Avalon Policy Development Process and Response
Avalon was in the trenches early on leveraging our Clinical Advisory Boards early involvement in the pandemic, keeping informed on testing methodologies, strategies, and accumulating evidence. Avalon began developing the COVID-19 policy in Q2 2020 with quarterly policy updates occurring throughout the pandemic. In addition, Avalon hosted regularly scheduled webinars to inform clients and the market on the evidence and changes as they were evolving. Early in 2023, Avalon presented the updated COVID policy to clients for adoption at the end of the PHE.
A deeper dive on Avalon’s Coronavirus Testing in the Outpatient Setting policy was reviewed. This included indications, limitations of coverage and the extensive scientific research supporting the coverage criteria.
COVID-19 Testing, impacts of ending PHE to Coding, Reimbursement, and Lab Trends
The ending of PHE will not affect all groups equally- lab providers will have a reduction in reimbursement, payers will be released from the special payment flexibilities and go back to business as usual, and for patients, it goes back to confusion on coverage criteria and healthcare complexities.
PHE changes impact COVID testing reimbursement and the data trends support this decrease of COVID testing with continuing decline through 2022. Also, an important trend to keep an eye on is an increase in multiplex testing which includes the combination of COVID and influenza testing. These combined tests did not have reimbursement changes with the PHE ending so we should expect these testing to prevail and be the primary testing going forward.

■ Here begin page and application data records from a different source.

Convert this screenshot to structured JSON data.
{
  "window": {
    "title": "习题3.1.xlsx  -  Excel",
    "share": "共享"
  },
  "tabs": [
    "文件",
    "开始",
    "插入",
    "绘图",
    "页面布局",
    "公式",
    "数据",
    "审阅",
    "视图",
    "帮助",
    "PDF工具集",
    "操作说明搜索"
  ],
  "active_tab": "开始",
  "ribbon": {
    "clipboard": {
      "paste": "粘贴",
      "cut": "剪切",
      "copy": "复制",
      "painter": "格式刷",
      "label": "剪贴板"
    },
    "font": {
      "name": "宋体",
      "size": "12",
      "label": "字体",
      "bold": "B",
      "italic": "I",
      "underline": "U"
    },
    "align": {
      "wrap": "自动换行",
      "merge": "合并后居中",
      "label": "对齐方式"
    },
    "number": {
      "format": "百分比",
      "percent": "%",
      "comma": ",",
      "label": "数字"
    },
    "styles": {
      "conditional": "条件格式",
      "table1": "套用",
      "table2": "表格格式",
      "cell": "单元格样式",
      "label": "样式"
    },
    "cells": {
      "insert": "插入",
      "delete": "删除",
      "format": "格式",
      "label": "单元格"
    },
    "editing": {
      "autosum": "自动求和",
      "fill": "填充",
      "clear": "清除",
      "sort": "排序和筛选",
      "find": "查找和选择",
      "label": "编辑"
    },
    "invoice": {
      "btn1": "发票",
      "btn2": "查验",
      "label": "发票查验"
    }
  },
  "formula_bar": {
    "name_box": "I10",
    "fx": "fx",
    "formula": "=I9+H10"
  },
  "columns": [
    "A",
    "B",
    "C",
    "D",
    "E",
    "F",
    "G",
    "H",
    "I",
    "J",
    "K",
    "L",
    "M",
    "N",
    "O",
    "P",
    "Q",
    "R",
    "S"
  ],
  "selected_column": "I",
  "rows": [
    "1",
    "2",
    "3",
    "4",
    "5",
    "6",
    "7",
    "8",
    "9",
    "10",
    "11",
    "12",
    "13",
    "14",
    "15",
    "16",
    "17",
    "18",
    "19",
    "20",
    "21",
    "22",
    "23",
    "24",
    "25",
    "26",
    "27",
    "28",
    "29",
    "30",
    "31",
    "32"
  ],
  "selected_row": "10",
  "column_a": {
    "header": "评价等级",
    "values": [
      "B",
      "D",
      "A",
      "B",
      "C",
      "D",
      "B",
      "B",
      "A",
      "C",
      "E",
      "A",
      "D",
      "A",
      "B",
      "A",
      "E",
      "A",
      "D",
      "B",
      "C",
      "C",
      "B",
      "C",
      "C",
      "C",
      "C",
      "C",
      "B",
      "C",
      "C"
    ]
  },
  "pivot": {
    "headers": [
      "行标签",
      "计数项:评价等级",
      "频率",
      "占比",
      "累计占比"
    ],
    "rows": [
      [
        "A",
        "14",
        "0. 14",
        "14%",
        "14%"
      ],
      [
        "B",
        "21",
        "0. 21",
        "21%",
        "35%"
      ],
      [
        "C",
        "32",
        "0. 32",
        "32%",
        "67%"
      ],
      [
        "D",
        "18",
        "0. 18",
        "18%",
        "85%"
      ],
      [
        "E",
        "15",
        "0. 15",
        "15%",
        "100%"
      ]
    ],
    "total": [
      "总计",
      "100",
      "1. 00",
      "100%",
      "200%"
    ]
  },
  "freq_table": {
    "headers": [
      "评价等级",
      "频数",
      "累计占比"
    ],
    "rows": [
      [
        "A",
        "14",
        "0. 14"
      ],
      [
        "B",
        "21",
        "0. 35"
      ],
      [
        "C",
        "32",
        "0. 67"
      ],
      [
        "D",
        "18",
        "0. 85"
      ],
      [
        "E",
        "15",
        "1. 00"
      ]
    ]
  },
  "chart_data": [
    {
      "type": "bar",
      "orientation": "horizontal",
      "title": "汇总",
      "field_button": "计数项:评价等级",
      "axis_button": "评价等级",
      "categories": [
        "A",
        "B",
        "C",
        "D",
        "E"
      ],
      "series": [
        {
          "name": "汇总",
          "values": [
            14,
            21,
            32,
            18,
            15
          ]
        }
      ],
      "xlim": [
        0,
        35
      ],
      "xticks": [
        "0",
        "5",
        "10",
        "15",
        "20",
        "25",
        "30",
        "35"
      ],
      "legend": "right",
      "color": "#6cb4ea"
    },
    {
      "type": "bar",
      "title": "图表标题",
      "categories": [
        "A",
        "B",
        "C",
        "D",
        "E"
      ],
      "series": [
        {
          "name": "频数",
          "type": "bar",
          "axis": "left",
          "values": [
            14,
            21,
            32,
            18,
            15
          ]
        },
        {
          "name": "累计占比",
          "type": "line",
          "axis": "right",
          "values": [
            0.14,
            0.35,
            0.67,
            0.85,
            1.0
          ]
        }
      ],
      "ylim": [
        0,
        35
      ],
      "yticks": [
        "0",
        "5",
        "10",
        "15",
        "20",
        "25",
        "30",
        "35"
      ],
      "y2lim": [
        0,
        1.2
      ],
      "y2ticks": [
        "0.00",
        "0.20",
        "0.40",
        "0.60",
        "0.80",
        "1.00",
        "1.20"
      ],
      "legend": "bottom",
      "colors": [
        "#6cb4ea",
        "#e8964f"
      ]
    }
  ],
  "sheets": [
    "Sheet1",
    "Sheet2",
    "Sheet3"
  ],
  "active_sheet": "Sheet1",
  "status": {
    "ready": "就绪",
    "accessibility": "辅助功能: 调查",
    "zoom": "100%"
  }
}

Conclusions and observations to consider with PHE ending include:
- Health plans are no longer obligated to reimburse labs for COVID-19 testing at 100% of billed charges
- Member cost share is back. This includes the ability of the health plan to pay OON providers within the defined member benefits (e.g., no reimbursement or at an increased cost share)
- Plans should monitor the utilization of respiratory panels
- Plans should carefully review a lab’s utilization before adding the lab to the participating network
- Remind members that Direct Access Testing (DAT) may not be covered
A reminder that the value of laboratory testing will not be diminished with the end of the pandemic and PHE. Lab testing maintain relevancy, with over 70% of treatment decisioning based on laboratory testing. In closing, Avalon is accelerating the adoption of lab science —providing lab insights to identify overuse, misuse, and underuse of lab testing, and ensuring the right lab tests results in the right care.